Coffee became widespread in Europe only starting from the 17th century, thanks to Venetian merchants who traveled the naval routes connecting the East with Venice and Naples.

The spread of coffee caused religious problems: it was considered by religious figures as the “devil’s drink” due to its energizing and stimulating effects. Therefore, ecclesiastical condemnation was proposed, exerting pressure for Pope Clement VIII to ban its consumption.

Before prohibiting its use, the Pope decided to taste it himself and was positively impressed. He then decided not to ban its use, but even to define espresso as a “Christian beverage“.
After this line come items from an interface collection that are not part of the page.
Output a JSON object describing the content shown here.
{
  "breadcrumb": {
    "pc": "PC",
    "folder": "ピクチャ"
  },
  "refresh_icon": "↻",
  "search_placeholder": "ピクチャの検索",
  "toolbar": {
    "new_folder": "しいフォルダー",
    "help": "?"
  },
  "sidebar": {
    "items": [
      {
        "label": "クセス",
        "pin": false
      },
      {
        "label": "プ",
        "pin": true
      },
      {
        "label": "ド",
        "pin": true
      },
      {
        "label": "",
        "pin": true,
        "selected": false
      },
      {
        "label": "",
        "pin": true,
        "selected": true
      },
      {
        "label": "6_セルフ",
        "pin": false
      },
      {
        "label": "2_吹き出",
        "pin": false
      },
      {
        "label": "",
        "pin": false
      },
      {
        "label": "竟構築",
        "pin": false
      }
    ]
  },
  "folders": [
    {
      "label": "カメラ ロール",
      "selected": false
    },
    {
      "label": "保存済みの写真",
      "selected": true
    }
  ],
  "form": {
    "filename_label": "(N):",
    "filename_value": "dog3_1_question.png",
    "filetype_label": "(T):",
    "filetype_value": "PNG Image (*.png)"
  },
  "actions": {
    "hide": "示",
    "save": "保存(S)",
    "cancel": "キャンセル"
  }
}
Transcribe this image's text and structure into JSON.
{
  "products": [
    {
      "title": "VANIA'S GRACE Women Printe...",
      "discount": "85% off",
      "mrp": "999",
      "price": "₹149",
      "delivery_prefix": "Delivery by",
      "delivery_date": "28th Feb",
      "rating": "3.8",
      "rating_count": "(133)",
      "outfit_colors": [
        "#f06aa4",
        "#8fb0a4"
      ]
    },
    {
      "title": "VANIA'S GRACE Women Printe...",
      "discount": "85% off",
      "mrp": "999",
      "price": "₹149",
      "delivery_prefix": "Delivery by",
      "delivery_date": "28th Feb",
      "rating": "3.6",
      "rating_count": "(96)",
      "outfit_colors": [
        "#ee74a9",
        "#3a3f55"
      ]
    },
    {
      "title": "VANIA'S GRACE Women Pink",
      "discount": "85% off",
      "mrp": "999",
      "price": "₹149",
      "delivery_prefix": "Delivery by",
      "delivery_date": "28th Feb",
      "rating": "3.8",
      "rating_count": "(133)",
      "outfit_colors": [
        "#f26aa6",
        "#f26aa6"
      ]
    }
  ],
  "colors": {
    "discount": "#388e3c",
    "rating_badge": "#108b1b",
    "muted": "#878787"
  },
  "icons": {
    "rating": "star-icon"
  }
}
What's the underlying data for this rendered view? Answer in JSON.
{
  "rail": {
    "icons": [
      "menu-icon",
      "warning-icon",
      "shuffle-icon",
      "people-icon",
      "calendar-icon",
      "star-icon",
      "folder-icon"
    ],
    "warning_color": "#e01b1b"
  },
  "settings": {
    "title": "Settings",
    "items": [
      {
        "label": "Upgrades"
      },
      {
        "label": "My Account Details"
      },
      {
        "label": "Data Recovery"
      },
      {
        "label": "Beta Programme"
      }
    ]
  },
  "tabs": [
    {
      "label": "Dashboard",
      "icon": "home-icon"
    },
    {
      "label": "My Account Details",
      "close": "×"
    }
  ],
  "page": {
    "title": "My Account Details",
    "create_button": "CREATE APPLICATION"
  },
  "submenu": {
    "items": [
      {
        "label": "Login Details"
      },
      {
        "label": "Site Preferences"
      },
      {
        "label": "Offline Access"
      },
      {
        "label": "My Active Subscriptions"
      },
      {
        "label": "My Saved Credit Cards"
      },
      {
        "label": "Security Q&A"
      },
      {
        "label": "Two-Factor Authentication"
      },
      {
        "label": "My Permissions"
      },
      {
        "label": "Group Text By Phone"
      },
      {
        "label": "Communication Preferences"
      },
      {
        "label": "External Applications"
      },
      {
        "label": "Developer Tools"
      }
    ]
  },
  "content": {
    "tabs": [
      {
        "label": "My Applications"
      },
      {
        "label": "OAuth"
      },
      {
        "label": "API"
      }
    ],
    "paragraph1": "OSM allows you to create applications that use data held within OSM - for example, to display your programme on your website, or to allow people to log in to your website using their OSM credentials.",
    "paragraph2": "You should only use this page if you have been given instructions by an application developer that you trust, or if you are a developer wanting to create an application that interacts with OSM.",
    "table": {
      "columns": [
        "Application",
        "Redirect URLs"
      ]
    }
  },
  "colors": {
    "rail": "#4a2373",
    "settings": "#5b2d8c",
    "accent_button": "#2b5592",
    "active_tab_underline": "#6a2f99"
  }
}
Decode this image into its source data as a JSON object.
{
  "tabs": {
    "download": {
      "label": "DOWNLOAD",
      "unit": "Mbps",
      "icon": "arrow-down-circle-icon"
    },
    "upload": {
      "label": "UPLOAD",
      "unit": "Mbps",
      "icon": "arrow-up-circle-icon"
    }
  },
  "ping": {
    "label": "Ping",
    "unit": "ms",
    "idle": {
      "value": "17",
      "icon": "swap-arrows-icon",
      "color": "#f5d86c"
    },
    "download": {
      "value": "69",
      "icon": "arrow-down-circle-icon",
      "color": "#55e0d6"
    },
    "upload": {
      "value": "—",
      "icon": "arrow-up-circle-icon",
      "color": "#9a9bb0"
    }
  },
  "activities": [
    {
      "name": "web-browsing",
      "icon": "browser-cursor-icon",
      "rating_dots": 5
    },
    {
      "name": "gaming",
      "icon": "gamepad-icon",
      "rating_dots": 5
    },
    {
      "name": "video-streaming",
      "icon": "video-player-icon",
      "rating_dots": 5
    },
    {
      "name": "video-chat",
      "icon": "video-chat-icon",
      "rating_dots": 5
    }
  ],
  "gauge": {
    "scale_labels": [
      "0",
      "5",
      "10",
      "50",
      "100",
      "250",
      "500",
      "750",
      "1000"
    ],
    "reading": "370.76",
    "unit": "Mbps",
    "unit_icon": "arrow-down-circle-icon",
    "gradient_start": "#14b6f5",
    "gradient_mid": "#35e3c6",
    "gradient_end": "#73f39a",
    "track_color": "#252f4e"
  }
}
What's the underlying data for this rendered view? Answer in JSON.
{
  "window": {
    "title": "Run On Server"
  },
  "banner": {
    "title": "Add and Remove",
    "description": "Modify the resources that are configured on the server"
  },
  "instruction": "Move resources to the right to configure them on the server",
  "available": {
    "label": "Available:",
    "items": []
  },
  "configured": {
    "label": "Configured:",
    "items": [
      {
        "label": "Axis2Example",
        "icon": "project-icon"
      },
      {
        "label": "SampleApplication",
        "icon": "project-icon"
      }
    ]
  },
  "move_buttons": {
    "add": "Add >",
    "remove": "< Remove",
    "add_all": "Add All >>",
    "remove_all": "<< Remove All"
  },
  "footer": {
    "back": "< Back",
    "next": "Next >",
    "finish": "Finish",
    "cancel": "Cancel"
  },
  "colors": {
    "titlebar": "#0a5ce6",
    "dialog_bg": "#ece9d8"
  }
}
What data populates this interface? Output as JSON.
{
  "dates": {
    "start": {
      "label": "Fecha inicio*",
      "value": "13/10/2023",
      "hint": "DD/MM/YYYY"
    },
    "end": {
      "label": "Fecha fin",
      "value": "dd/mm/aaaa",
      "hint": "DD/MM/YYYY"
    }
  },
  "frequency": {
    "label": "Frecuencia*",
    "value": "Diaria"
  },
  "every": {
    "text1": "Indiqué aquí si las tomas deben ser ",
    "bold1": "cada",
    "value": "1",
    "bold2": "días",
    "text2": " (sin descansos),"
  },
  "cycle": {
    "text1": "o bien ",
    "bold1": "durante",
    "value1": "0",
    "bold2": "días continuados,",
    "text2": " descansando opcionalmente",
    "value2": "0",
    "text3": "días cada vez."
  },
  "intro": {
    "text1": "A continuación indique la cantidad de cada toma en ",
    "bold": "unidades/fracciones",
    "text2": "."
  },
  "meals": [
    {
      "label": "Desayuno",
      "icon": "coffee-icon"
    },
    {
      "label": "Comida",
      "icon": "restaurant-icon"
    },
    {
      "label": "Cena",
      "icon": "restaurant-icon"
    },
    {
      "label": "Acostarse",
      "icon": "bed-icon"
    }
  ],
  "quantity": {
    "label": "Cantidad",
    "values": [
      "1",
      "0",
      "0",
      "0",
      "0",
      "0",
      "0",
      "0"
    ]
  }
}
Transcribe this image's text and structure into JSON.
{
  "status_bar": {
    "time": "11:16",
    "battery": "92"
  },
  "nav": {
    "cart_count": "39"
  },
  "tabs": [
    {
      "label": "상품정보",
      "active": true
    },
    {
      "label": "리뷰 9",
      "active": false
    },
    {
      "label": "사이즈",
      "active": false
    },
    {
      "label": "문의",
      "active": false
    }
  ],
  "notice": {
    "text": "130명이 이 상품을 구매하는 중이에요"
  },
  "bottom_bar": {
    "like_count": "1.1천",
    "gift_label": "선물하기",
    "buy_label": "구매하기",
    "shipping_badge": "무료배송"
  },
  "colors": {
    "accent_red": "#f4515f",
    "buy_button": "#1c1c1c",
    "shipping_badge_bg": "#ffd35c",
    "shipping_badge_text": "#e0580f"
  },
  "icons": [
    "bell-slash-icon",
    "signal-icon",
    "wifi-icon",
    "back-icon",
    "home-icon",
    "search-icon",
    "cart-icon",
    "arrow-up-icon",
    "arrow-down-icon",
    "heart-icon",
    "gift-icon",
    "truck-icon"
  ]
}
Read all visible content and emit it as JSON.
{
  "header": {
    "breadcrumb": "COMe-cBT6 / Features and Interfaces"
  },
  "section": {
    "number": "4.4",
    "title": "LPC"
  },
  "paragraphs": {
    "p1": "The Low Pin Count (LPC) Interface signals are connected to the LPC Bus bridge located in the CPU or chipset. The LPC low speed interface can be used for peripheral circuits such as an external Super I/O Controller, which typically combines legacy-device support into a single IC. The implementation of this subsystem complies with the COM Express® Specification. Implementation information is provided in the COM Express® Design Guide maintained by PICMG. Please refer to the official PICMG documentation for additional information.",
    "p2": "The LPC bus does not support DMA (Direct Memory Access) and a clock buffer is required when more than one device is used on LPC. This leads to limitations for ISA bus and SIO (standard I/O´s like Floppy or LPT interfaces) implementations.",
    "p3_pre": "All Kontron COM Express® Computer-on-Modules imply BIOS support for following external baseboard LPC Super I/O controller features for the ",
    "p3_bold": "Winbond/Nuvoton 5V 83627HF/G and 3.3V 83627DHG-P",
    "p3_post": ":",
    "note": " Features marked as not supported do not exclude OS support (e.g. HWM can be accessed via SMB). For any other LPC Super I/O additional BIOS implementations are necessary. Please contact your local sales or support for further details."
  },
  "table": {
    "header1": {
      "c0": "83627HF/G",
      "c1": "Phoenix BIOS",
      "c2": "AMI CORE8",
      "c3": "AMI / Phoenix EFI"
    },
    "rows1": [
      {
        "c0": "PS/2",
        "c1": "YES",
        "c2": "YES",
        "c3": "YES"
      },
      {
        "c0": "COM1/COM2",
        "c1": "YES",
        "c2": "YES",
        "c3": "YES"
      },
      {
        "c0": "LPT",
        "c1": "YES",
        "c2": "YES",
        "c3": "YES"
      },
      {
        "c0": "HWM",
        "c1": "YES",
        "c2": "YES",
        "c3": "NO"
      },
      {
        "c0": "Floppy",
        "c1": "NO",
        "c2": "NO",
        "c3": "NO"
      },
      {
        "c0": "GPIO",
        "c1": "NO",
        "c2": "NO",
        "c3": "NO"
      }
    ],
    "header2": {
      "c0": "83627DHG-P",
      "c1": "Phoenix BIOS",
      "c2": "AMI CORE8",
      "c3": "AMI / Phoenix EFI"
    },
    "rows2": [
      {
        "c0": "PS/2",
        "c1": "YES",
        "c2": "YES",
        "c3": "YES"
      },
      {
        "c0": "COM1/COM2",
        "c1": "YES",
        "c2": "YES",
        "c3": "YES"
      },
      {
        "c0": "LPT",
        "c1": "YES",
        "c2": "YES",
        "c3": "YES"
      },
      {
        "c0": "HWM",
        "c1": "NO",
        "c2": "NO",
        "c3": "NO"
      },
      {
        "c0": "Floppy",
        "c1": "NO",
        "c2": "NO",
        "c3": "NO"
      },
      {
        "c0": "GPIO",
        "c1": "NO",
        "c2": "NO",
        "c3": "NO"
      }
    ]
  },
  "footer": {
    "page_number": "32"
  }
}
Once its economic potential was discovered, the first coffee shops emerged. Espresso, in addition to being appreciated for its healing properties, also became a valued social beverage.